Published by ORCA BOOK PUBL on April 1st 2015
Genres: Diseases, Illnesses & Injuries, Family, Farm & Ranch Life, General, Health & Daily Living, Lifestyles, Young Adult
When Jessica wakes up from a coma, she has no memories of her life before the accident at her family's bison ranch. As she struggles to reconnect with her family and friends, she experiences all the signs of traumatic brain injury--confusion, sadness, fear and rage. Returning to school is a nightmare--especially when she overhears someone say he thinks she is faking her amnesia. When a new friend presents an alternative to staying in her old life, Jessica realizes that running away won't bring back her memories. All she can do is make new ones.
Imagine if something happened to you, an accident of any sort, and you awoke in the hospital bed from a coma with no memories of who you are or the people who call themselves your parents. How would you feel? How would you cope with not knowing so much as your favorite color? It’s a horrifying thought.
And this is exactly what Jessica has to live with after One Very Bad Day, April 26, when her family’s farm bison bull charges on her. She struggles with not knowing herself and the people around her, including her loving family and the friends that she can’t quite understand the way she used to. Jessica sees her reflection in the mirror as her old self, the real Jessica, and talks to her as if she can hear and understand her. It made for an interesting element that Jessica thought she was invading on another girl’s room and belongings, even while it was her own space.

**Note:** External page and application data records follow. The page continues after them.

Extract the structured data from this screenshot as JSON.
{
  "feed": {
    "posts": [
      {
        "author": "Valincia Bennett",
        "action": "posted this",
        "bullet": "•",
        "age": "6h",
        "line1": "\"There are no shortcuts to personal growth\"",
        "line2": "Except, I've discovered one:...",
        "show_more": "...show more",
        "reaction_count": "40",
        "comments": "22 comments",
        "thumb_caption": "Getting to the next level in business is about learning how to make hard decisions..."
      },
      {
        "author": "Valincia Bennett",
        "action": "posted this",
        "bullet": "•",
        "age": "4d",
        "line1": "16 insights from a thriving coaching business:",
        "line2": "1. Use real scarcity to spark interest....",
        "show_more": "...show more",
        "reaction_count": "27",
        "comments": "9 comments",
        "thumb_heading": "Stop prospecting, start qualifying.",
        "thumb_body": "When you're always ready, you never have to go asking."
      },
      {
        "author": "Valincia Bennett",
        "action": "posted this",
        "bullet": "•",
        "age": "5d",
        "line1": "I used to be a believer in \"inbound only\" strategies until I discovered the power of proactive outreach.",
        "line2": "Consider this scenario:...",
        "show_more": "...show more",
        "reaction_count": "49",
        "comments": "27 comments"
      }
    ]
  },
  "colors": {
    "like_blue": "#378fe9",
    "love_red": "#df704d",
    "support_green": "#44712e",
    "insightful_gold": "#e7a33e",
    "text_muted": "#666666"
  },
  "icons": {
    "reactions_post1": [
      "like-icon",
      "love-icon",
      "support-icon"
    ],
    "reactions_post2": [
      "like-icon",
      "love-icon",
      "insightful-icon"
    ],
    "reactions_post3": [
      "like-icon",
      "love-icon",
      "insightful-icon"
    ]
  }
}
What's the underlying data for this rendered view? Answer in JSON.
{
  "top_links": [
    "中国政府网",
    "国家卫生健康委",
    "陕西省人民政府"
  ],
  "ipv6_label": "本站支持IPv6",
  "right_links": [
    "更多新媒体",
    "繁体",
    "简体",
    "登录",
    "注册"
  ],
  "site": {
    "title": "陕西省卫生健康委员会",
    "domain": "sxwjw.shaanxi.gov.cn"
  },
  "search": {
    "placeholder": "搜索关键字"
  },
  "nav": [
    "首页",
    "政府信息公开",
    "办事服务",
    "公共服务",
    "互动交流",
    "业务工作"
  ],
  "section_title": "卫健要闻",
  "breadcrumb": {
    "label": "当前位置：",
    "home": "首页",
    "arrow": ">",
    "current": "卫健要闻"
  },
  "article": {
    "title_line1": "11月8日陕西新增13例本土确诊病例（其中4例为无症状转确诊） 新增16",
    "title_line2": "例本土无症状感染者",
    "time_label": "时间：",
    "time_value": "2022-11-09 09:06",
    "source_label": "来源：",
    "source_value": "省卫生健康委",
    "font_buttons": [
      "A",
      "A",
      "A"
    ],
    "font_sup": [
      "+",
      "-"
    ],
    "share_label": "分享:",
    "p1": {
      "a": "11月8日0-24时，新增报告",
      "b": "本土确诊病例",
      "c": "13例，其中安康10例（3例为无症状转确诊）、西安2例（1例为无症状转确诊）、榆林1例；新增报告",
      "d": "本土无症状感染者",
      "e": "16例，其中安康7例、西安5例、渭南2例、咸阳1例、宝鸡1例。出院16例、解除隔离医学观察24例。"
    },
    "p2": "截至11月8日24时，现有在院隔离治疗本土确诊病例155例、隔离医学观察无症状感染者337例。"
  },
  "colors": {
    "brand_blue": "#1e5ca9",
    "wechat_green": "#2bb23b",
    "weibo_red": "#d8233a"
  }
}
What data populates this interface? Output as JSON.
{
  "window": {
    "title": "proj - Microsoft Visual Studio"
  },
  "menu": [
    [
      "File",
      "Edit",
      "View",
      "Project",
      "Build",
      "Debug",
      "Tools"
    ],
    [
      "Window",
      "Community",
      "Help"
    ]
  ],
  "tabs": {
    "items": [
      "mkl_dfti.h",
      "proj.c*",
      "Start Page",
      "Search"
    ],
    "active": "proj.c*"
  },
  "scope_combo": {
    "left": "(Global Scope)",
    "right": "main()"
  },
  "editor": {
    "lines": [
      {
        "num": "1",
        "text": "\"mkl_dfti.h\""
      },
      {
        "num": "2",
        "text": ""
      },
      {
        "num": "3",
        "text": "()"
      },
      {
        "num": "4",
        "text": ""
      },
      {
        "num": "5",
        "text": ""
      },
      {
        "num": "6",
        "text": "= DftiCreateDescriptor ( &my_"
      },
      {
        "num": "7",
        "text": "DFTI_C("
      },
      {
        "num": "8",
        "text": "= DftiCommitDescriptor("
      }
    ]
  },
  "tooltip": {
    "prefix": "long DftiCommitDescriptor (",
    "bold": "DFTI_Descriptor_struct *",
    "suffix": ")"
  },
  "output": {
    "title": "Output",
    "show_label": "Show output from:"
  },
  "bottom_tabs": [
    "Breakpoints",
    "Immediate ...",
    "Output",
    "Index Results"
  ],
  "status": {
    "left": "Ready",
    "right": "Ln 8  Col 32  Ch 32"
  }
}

I loved how well Blank was written. I could hardly put the book down because it was addicting and I just had to know what would happen. There were ups and downs, sadness and triumphs, mistakes and the willingness to do better. And also, I have to mention, there is a good lack of the romance angst that usually tries to rear its ugly head in most YA books that relate to memory loss and whatnot. There’s a small hint of a possible romance in the future for Jessica, but this book allows us to see the effects of brain damage without those type of distractions.
Overall, I would say Blank is highly recommendable. It’s actually refreshing and is one of the best realistic books that talk about a person with a life changing injury.